[Raw data]

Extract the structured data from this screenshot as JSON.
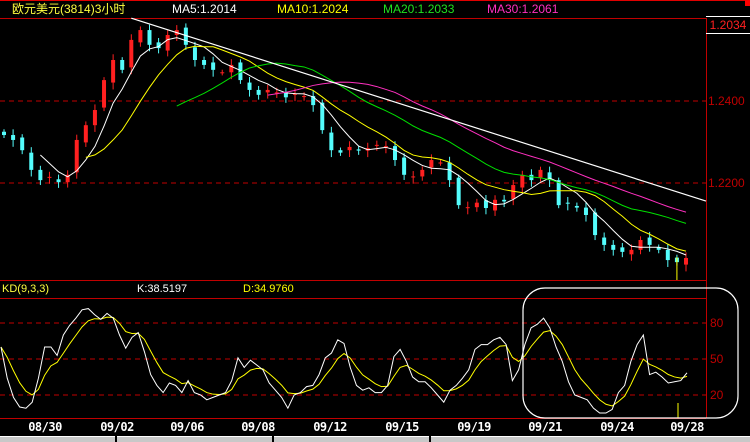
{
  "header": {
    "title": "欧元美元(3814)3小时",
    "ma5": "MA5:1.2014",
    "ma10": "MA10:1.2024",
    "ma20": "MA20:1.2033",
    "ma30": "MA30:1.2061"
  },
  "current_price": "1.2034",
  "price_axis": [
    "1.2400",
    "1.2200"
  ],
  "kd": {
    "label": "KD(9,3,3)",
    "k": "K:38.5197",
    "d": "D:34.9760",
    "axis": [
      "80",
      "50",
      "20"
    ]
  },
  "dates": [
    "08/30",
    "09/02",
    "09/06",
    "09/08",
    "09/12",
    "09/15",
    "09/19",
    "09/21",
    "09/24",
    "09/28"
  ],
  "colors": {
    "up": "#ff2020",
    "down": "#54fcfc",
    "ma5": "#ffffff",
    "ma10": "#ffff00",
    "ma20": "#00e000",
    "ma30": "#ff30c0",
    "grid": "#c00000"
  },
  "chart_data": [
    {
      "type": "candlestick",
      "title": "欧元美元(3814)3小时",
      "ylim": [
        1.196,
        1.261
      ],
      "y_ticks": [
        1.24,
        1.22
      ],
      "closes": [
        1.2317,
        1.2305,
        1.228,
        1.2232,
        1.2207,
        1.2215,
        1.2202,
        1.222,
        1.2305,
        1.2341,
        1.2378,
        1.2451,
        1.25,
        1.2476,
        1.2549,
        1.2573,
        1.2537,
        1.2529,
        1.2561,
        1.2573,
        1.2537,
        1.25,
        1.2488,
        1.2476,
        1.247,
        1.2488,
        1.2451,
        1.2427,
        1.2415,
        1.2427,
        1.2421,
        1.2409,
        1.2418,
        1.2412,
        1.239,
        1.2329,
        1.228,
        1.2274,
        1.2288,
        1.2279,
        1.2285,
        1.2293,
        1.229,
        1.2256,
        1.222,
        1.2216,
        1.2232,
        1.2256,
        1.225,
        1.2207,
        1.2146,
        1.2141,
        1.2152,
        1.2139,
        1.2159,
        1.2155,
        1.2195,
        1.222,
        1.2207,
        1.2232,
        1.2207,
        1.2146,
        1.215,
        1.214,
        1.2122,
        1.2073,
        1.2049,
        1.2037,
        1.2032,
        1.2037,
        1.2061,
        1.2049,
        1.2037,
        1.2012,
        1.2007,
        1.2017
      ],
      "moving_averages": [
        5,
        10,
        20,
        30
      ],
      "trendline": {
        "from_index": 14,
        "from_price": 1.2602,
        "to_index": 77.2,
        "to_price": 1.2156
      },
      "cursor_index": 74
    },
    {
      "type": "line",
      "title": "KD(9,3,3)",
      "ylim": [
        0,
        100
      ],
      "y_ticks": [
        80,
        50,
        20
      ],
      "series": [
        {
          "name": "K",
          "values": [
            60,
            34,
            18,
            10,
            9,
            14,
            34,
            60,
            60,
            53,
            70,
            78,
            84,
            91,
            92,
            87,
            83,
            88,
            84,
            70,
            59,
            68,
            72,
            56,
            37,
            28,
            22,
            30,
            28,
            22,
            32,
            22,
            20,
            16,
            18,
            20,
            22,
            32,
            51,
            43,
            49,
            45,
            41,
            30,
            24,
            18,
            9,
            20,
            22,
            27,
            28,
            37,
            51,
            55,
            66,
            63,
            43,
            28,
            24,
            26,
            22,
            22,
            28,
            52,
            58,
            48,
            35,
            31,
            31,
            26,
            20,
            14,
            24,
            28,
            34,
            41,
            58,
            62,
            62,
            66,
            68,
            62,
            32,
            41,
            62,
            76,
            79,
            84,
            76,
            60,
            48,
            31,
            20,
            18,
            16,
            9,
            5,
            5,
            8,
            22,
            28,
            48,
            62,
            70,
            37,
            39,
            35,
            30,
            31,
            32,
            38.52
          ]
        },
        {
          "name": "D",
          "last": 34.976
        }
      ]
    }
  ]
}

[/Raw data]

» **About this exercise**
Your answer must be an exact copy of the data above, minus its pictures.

» **Task output**
Extract the structured data from this screenshot as JSON.
{
  "header": {
    "title": "欧元美元(3814)3小时",
    "ma5": "MA5:1.2014",
    "ma10": "MA10:1.2024",
    "ma20": "MA20:1.2033",
    "ma30": "MA30:1.2061"
  },
  "current_price": "1.2034",
  "price_axis": [
    "1.2400",
    "1.2200"
  ],
  "kd": {
    "label": "KD(9,3,3)",
    "k": "K:38.5197",
    "d": "D:34.9760",
    "axis": [
      "80",
      "50",
      "20"
    ]
  },
  "dates": [
    "08/30",
    "09/02",
    "09/06",
    "09/08",
    "09/12",
    "09/15",
    "09/19",
    "09/21",
    "09/24",
    "09/28"
  ],
  "colors": {
    "up": "#ff2020",
    "down": "#54fcfc",
    "ma5": "#ffffff",
    "ma10": "#ffff00",
    "ma20": "#00e000",
    "ma30": "#ff30c0",
    "grid": "#c00000"
  },
  "chart_data": [
    {
      "type": "candlestick",
      "title": "欧元美元(3814)3小时",
      "ylim": [
        1.196,
        1.261
      ],
      "y_ticks": [
        1.24,
        1.22
      ],
      "closes": [
        1.2317,
        1.2305,
        1.228,
        1.2232,
        1.2207,
        1.2215,
        1.2202,
        1.222,
        1.2305,
        1.2341,
        1.2378,
        1.2451,
        1.25,
        1.2476,
        1.2549,
        1.2573,
        1.2537,
        1.2529,
        1.2561,
        1.2573,
        1.2537,
        1.25,
        1.2488,
        1.2476,
        1.247,
        1.2488,
        1.2451,
        1.2427,
        1.2415,
        1.2427,
        1.2421,
        1.2409,
        1.2418,
        1.2412,
        1.239,
        1.2329,
        1.228,
        1.2274,
        1.2288,
        1.2279,
        1.2285,
        1.2293,
        1.229,
        1.2256,
        1.222,
        1.2216,
        1.2232,
        1.2256,
        1.225,
        1.2207,
        1.2146,
        1.2141,
        1.2152,
        1.2139,
        1.2159,
        1.2155,
        1.2195,
        1.222,
        1.2207,
        1.2232,
        1.2207,
        1.2146,
        1.215,
        1.214,
        1.2122,
        1.2073,
        1.2049,
        1.2037,
        1.2032,
        1.2037,
        1.2061,
        1.2049,
        1.2037,
        1.2012,
        1.2007,
        1.2017
      ],
      "moving_averages": [
        5,
        10,
        20,
        30
      ],
      "trendline": {
        "from_index": 14,
        "from_price": 1.2602,
        "to_index": 77.2,
        "to_price": 1.2156
      },
      "cursor_index": 74
    },
    {
      "type": "line",
      "title": "KD(9,3,3)",
      "ylim": [
        0,
        100
      ],
      "y_ticks": [
        80,
        50,
        20
      ],
      "series": [
        {
          "name": "K",
          "values": [
            60,
            34,
            18,
            10,
            9,
            14,
            34,
            60,
            60,
            53,
            70,
            78,
            84,
            91,
            92,
            87,
            83,
            88,
            84,
            70,
            59,
            68,
            72,
            56,
            37,
            28,
            22,
            30,
            28,
            22,
            32,
            22,
            20,
            16,
            18,
            20,
            22,
            32,
            51,
            43,
            49,
            45,
            41,
            30,
            24,
            18,
            9,
            20,
            22,
            27,
            28,
            37,
            51,
            55,
            66,
            63,
            43,
            28,
            24,
            26,
            22,
            22,
            28,
            52,
            58,
            48,
            35,
            31,
            31,
            26,
            20,
            14,
            24,
            28,
            34,
            41,
            58,
            62,
            62,
            66,
            68,
            62,
            32,
            41,
            62,
            76,
            79,
            84,
            76,
            60,
            48,
            31,
            20,
            18,
            16,
            9,
            5,
            5,
            8,
            22,
            28,
            48,
            62,
            70,
            37,
            39,
            35,
            30,
            31,
            32,
            38.52
          ]
        },
        {
          "name": "D",
          "last": 34.976
        }
      ]
    }
  ]
}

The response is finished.